##### EXTRACTED INFORMATION

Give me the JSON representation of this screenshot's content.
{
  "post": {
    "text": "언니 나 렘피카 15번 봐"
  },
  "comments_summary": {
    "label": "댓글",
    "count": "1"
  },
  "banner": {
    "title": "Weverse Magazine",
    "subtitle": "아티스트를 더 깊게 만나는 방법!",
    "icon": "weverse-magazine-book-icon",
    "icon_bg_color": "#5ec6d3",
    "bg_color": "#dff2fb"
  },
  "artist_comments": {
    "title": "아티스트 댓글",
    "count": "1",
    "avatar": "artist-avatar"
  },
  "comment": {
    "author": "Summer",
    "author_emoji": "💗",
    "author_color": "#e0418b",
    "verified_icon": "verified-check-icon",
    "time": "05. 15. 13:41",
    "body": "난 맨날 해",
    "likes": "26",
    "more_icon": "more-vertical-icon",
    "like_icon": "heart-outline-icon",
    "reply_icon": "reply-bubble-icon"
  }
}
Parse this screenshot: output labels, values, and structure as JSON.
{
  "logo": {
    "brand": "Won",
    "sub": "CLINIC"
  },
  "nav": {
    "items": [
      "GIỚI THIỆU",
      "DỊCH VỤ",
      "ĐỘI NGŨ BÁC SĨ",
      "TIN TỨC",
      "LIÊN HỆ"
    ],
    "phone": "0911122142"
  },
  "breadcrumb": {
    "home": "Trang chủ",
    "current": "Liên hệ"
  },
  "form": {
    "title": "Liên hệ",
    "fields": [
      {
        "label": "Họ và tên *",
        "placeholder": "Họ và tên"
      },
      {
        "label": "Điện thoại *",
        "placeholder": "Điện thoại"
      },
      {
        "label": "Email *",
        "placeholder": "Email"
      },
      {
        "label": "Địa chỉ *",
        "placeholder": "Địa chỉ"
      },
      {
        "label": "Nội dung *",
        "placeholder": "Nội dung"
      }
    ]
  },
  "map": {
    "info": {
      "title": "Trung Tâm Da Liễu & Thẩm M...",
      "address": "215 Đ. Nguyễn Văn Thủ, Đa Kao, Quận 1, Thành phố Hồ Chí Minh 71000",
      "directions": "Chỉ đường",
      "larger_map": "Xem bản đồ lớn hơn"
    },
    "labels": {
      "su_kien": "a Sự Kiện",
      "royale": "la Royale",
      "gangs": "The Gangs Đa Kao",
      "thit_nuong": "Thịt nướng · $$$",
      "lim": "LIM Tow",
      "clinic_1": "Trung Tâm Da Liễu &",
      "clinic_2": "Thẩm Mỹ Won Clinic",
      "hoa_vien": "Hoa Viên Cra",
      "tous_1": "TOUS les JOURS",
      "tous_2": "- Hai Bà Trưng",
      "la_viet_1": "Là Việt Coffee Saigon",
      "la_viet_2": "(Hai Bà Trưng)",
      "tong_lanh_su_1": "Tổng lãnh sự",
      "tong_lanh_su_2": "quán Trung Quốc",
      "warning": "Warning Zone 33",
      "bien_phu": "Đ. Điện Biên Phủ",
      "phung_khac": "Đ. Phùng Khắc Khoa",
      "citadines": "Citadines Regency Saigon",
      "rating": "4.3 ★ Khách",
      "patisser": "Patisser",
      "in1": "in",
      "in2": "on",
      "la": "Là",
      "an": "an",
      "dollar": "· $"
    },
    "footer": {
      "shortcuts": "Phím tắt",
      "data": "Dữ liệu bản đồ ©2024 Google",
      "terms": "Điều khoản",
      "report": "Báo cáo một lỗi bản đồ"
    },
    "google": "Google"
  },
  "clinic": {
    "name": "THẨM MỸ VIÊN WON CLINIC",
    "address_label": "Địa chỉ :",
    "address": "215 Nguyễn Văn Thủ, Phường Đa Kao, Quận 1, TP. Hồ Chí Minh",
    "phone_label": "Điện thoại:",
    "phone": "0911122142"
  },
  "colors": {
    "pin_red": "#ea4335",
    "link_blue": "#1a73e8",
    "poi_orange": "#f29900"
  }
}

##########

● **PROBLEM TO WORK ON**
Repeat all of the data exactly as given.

● **EXPECTED OUTPUT**
Give me the JSON representation of this screenshot's content.
{
  "post": {
    "text": "언니 나 렘피카 15번 봐"
  },
  "comments_summary": {
    "label": "댓글",
    "count": "1"
  },
  "banner": {
    "title": "Weverse Magazine",
    "subtitle": "아티스트를 더 깊게 만나는 방법!",
    "icon": "weverse-magazine-book-icon",
    "icon_bg_color": "#5ec6d3",
    "bg_color": "#dff2fb"
  },
  "artist_comments": {
    "title": "아티스트 댓글",
    "count": "1",
    "avatar": "artist-avatar"
  },
  "comment": {
    "author": "Summer",
    "author_emoji": "💗",
    "author_color": "#e0418b",
    "verified_icon": "verified-check-icon",
    "time": "05. 15. 13:41",
    "body": "난 맨날 해",
    "likes": "26",
    "more_icon": "more-vertical-icon",
    "like_icon": "heart-outline-icon",
    "reply_icon": "reply-bubble-icon"
  }
}
Parse this screenshot: output labels, values, and structure as JSON.
{
  "logo": {
    "brand": "Won",
    "sub": "CLINIC"
  },
  "nav": {
    "items": [
      "GIỚI THIỆU",
      "DỊCH VỤ",
      "ĐỘI NGŨ BÁC SĨ",
      "TIN TỨC",
      "LIÊN HỆ"
    ],
    "phone": "0911122142"
  },
  "breadcrumb": {
    "home": "Trang chủ",
    "current": "Liên hệ"
  },
  "form": {
    "title": "Liên hệ",
    "fields": [
      {
        "label": "Họ và tên *",
        "placeholder": "Họ và tên"
      },
      {
        "label": "Điện thoại *",
        "placeholder": "Điện thoại"
      },
      {
        "label": "Email *",
        "placeholder": "Email"
      },
      {
        "label": "Địa chỉ *",
        "placeholder": "Địa chỉ"
      },
      {
        "label": "Nội dung *",
        "placeholder": "Nội dung"
      }
    ]
  },
  "map": {
    "info": {
      "title": "Trung Tâm Da Liễu & Thẩm M...",
      "address": "215 Đ. Nguyễn Văn Thủ, Đa Kao, Quận 1, Thành phố Hồ Chí Minh 71000",
      "directions": "Chỉ đường",
      "larger_map": "Xem bản đồ lớn hơn"
    },
    "labels": {
      "su_kien": "a Sự Kiện",
      "royale": "la Royale",
      "gangs": "The Gangs Đa Kao",
      "thit_nuong": "Thịt nướng · $$$",
      "lim": "LIM Tow",
      "clinic_1": "Trung Tâm Da Liễu &",
      "clinic_2": "Thẩm Mỹ Won Clinic",
      "hoa_vien": "Hoa Viên Cra",
      "tous_1": "TOUS les JOURS",
      "tous_2": "- Hai Bà Trưng",
      "la_viet_1": "Là Việt Coffee Saigon",
      "la_viet_2": "(Hai Bà Trưng)",
      "tong_lanh_su_1": "Tổng lãnh sự",
      "tong_lanh_su_2": "quán Trung Quốc",
      "warning": "Warning Zone 33",
      "bien_phu": "Đ. Điện Biên Phủ",
      "phung_khac": "Đ. Phùng Khắc Khoa",
      "citadines": "Citadines Regency Saigon",
      "rating": "4.3 ★ Khách",
      "patisser": "Patisser",
      "in1": "in",
      "in2": "on",
      "la": "Là",
      "an": "an",
      "dollar": "· $"
    },
    "footer": {
      "shortcuts": "Phím tắt",
      "data": "Dữ liệu bản đồ ©2024 Google",
      "terms": "Điều khoản",
      "report": "Báo cáo một lỗi bản đồ"
    },
    "google": "Google"
  },
  "clinic": {
    "name": "THẨM MỸ VIÊN WON CLINIC",
    "address_label": "Địa chỉ :",
    "address": "215 Nguyễn Văn Thủ, Phường Đa Kao, Quận 1, TP. Hồ Chí Minh",
    "phone_label": "Điện thoại:",
    "phone": "0911122142"
  },
  "colors": {
    "pin_red": "#ea4335",
    "link_blue": "#1a73e8",
    "poi_orange": "#f29900"
  }
}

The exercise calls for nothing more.